"He had his family around him when he passed away. He had a wonderful life, and we'll miss him tremendously." Besides Jeff, Bob Lewis is survived by his wife, Beverly, and two other children, Nancy and Jimmy.

Lewis radiated the joy and a boyish wonder of a life well-lived whenever he spoke publicly about his horses and his past. He sprinkled his dialogue with the adjectives "magnificent" and "delightful" to the point where some might have considered him naïve. In truth, he was a hard-nosed businessman who built wildly successful careers in and out of racing.

Along with, Beverly, Bob Lewis spent mightily at yearling sales to build his stable of horses. Unlike many, however, he enjoyed a constant parade of superstar horses that etched the Lewis name at the top of racing's owner lists over the past decade.

Eclipse Awards vied for space on the mantel of the Lewises' waterfront home in Newport Beach. Along with an Eclipse of Merit honoring them in 1997, the Lewises captured Eclipse Awards as the owners of Timber Country (1994 2-year-old male), Serena's Song (1995 3-year-old filly), Silver Charm (1997 3-year-old male), Charismatic (1999 3-year-old male), Orientate (2002 sprinter), and Folklore (2005 2-year-old female).

Timber Country delivered the Lewises (in partnership with W.T. Young and Graham Beck) their first classic win when he captured the 1995 Preakness (gr. I). But it was Silver Charm, the fan favorite who dramatically won the 1997 Kentucky Derby (gr. I) and Preakness, who brought them to the top of the Thoroughbred world. Just two years later, the Lewises again won those two classics, this time with the improbable Charismatic, a former claimer whose bid for the Triple Crown ended with a life-threatening injury in the Belmont Stakes (gr. I). The Lewises' class was in full view that day, as their concern for the well-being of their horse superceded any disappointment they may have felt for having come so close to winning a Triple Crown.

They got their Belmont Stakes victory one year later with the out-of-nowhere longshot Commendable. Their Breeders' Cup victories came from Timber Country (1994 Juvenile, gr. I), Orientate in the 2002 Sprint (gr. I) and Folklore in the 2005 Alberto VO5 Juvenile Fillies (gr. I).

Much of the Lewises' success came when they teamed up with trainers D. Wayne Lukas (Serena's Song, Orientate, Folklore, Charismatic, and Commendable) and Bob Baffert (Silver Charm). The trainers could be seen at yearling sales jockeying for position around the Lewises as both competed to buy and train horses for the California couple.

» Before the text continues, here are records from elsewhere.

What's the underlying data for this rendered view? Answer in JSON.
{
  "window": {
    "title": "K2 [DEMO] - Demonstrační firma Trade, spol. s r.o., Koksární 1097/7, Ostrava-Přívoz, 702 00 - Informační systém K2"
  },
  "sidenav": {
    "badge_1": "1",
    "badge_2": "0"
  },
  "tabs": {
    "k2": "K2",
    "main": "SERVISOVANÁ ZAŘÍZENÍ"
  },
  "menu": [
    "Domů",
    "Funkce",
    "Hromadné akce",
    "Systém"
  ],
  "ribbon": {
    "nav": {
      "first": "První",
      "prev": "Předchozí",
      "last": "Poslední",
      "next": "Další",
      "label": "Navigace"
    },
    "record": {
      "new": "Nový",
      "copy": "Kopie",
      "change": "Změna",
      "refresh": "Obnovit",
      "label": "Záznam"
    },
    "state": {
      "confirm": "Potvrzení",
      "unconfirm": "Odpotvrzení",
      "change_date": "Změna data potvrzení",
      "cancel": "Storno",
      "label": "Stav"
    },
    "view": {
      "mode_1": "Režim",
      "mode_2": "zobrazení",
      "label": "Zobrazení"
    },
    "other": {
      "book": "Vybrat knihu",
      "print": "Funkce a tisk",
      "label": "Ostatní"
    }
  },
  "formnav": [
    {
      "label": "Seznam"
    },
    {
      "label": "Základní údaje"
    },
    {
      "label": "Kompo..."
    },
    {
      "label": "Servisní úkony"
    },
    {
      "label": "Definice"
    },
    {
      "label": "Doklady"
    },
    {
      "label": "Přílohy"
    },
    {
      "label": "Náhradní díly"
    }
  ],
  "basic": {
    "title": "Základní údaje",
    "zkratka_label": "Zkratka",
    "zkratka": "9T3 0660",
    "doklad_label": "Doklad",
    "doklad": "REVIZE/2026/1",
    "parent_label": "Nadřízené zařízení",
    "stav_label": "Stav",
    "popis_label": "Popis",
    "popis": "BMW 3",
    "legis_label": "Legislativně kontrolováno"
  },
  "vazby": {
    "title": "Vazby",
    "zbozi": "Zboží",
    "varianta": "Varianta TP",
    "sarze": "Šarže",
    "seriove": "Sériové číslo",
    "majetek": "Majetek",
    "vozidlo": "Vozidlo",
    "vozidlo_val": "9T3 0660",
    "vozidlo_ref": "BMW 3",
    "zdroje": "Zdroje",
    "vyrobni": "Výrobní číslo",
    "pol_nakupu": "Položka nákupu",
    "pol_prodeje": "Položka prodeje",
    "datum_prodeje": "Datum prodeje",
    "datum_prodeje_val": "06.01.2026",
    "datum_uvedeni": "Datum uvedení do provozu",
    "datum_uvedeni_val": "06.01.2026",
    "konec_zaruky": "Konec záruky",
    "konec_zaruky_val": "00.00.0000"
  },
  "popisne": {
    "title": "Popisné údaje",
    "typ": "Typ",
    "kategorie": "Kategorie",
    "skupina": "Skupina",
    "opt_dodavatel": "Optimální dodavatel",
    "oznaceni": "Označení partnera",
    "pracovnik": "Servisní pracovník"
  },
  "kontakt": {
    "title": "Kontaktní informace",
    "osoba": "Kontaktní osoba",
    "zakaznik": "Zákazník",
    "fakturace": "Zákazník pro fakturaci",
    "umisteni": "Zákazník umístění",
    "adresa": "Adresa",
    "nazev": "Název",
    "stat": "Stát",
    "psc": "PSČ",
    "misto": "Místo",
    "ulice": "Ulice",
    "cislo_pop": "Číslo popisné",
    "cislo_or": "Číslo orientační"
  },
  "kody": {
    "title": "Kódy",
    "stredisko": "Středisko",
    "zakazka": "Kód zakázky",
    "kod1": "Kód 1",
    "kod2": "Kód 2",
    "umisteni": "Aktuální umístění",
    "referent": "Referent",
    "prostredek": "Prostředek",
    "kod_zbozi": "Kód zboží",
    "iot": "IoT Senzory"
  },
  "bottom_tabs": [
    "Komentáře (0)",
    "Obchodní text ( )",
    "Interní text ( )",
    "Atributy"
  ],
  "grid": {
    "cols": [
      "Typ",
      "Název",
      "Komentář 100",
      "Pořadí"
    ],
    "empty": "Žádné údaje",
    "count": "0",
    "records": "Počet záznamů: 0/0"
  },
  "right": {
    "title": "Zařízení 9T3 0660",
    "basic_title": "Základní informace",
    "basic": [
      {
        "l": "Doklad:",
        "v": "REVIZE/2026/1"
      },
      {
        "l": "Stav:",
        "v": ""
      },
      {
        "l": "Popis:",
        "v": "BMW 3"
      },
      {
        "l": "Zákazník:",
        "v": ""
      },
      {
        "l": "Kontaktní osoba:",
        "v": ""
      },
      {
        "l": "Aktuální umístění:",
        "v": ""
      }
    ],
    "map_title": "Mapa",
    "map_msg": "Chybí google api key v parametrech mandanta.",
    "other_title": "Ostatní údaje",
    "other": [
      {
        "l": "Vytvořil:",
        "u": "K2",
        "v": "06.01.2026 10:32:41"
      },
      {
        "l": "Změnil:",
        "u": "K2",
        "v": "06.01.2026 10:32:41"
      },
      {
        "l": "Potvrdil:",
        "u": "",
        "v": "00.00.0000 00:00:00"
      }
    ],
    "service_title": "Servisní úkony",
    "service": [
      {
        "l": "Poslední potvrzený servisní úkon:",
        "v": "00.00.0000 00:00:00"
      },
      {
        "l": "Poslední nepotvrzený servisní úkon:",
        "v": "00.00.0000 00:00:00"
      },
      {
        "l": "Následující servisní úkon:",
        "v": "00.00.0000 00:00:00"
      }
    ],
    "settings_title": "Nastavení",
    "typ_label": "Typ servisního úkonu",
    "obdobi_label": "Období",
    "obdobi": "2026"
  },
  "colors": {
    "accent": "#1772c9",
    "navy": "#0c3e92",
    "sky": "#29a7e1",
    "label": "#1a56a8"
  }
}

Bob Lewis first went to the racetrack as a child in the 1930s, his parents taking him to Santa Anita Park and Del Mar shortly after those tracks opened. When Bob first began dating Beverly at the University of Oregon (the Lewises took their green and yellow silks from the university colors), Portland Meadows racetrack was a regular destination.

Bob Lewis followed his father into the brewing industry in Northern California before moving south and starting his own distributorships, Foothill Beverage Co. and Antelope Valley Distributing Co., selling Anheuser-Busch products. One of his major clients was Santa Anita, and he became a regular around Clockers Corner in the mornings. Bob and Beverly Lewis bought their first horses in 1990. Success first came a while later when they hooked up with Baffert and took the 1991 Cal Cup Juvenile with Ebonair.

In 1993, attending his first sale, Bob Lewis purchased a daughter of Rahy for $150,000. Serena's Song ended up giving her owners 11 grade I victories, and retired in 1996 as the leading female money earner of all time with nearly $3.3 million banked. The Lewises, alone or in partnership, raced 50 stakes winners and bred seven.

Bob Lewis also purchased a number of automobile dealerships in the 1970s, and created two major medical facilities, a neuro-imaging center at the University of Oregon that does brain research, and a family cancer care center in Pomona, Calif. He was active on numerous boards and Thoroughbred organizations.

Funeral services will be held Thursday, Feb. 23, at 11 a.m., at St. James Anglican Church, 3209 Via Lido, Newport Beach, Calif.

In lieu of flowers, Beverly Lewis asked that any memorials be directed toward the Pomona Valley Hospital Medical Center Foundation at 1798 N. Garey Avenue, Pomona, CA 91767